Why Jaguars matter
Jaguars are the top predators in their ecosystem so play an important role in controlling the populations of species they eat. This maintains balance in the food chain and so keeps habitats and ecosystems healthy.
By protecting jaguars and their habitat, we’re also helping to preserve ecosystems which are important to other animals (and there are a lot in the Amazon and Pantanal!) as well as people.
In the Amazon an area the size of three football pitches is lost every minute. These forests are a key habitat for jaguars. Deforestation not only reduces the amount of habitat available to jaguars, it also fragments it and isolates populations. This can make them more vulnerable to threats by people.
Prey loss and conflict with people
People hunt the jaguars’ natural prey – so they see jaguars as competition for food. Also, due to the loss of habitat, jaguars sometimes kill cattle, so ranchers regard them as a pest. For these reasons jaguars are sometimes killed by people protecting their livelihoods.
Before the mid-1970’s jaguars were frequently hunted for their beautiful coats. Poaching has declined, thanks to anti-fur campaigns and CITES controls on international markets. But there’s still some demand for jaguar paws, teeth and other parts, which are generally used in traditional medicines. Illegal wildlife trade.
Words by WWF-UK

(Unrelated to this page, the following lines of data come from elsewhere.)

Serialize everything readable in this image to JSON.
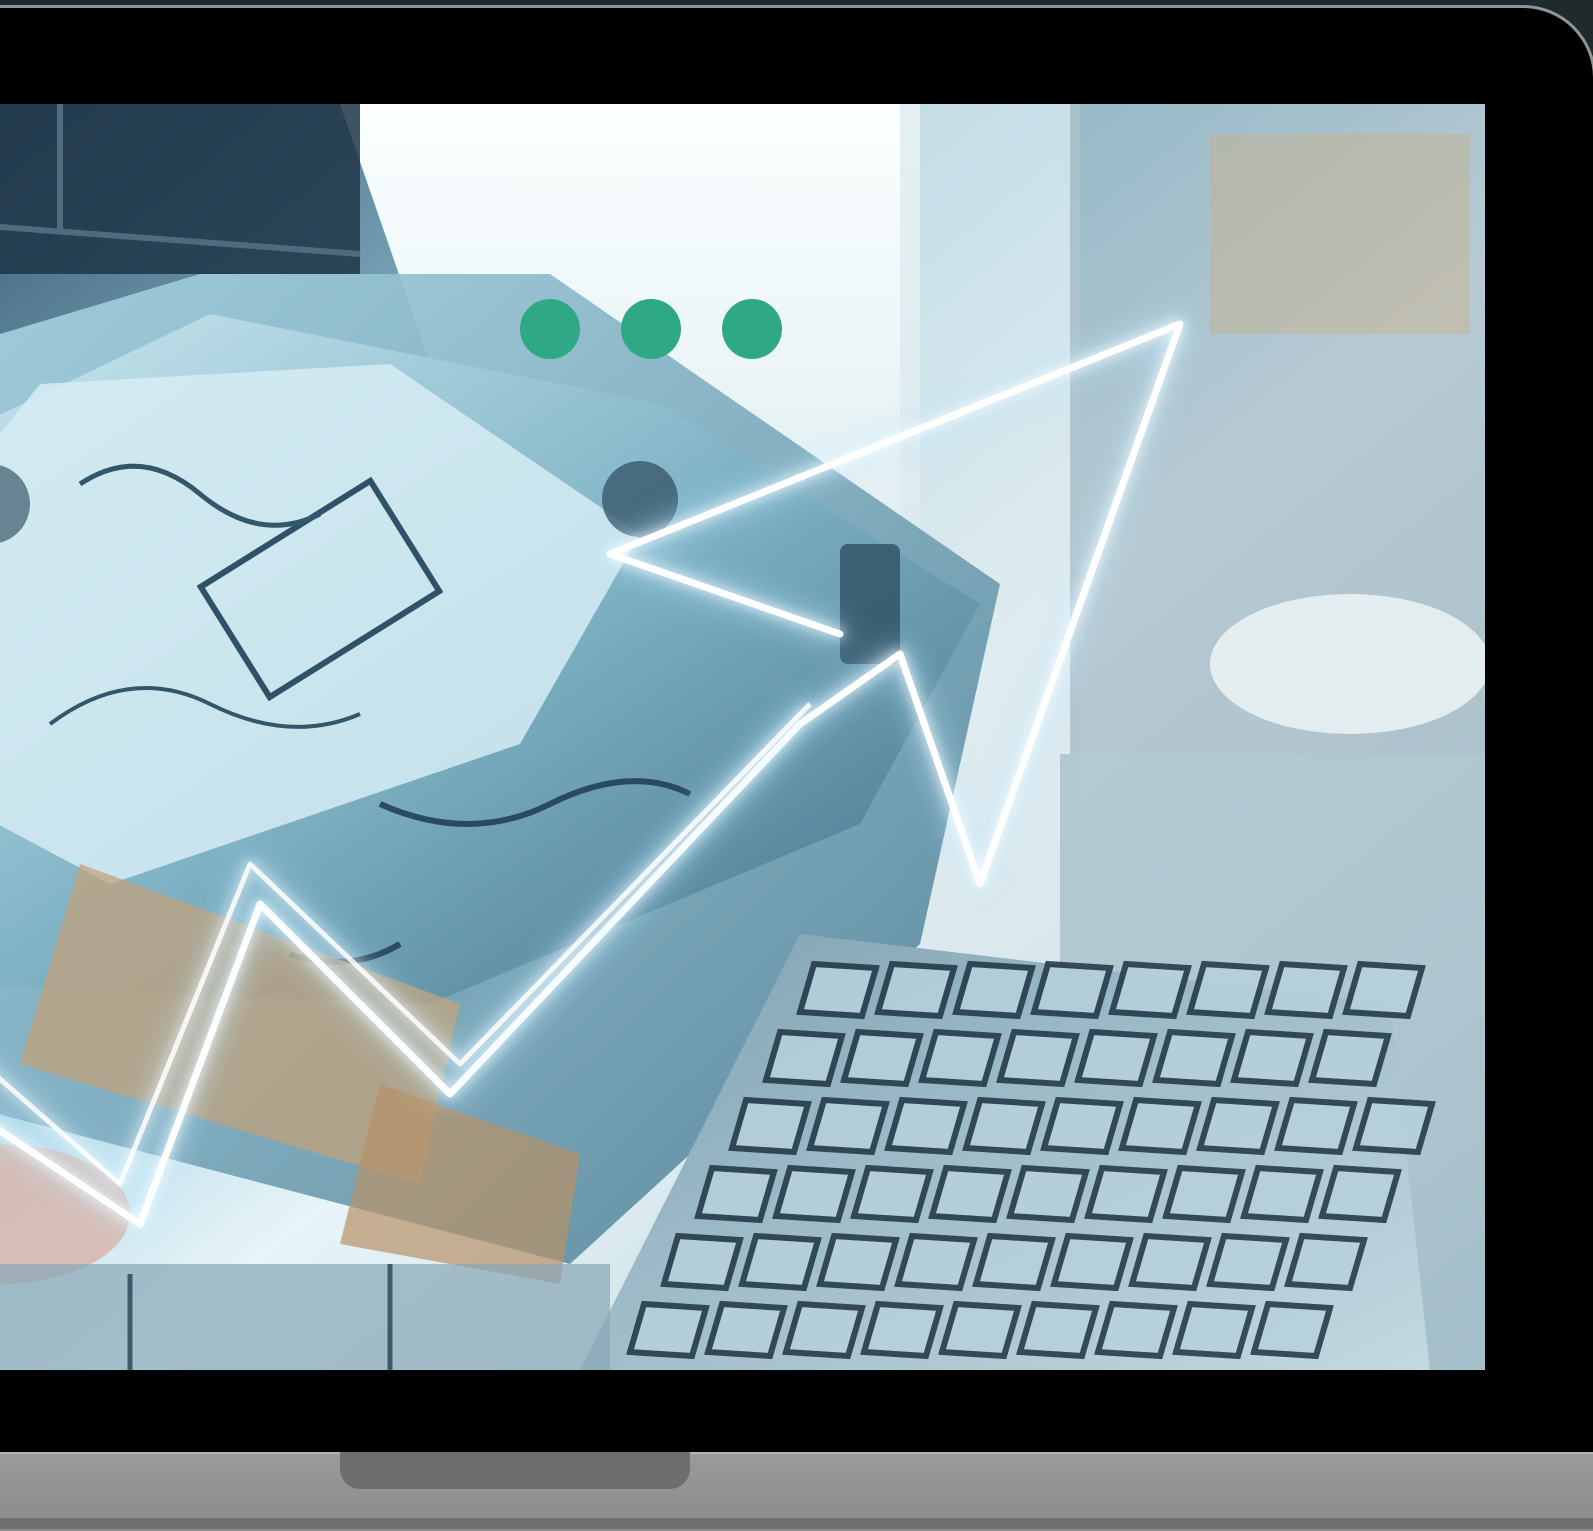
{
  "page": {
    "description": "",
    "window_dots": [
      "dot-1",
      "dot-2",
      "dot-3"
    ]
  },
  "colors": {
    "frame": "#000000",
    "accent_dots": "#2ea885",
    "base": "#8a8a8a",
    "screen_tint": "#9fd3e6"
  },
  "icons": [
    "window-control-dot",
    "trend-arrow-icon",
    "laptop-keyboard"
  ]
}
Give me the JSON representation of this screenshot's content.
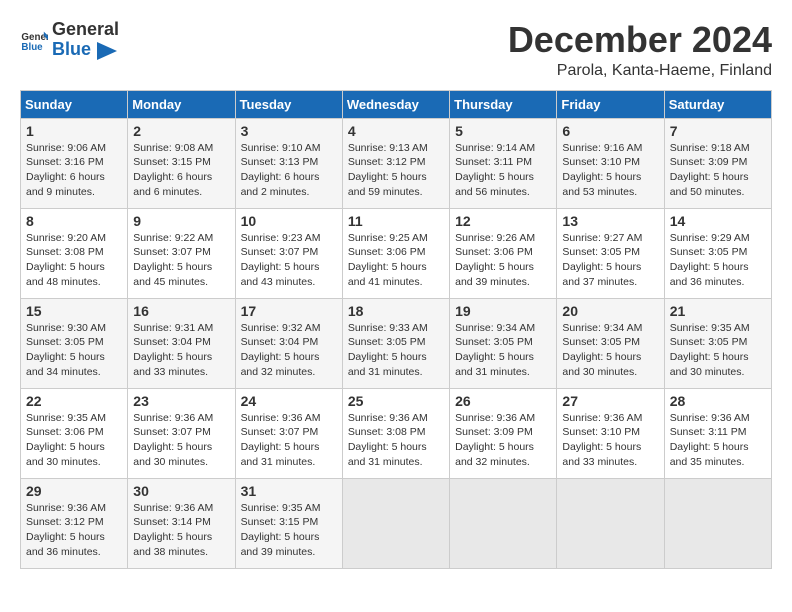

The Jaguar is awaiting his/her name.
Follow the making of on my Instagram
Help save the Jaguar, adopt and donate here.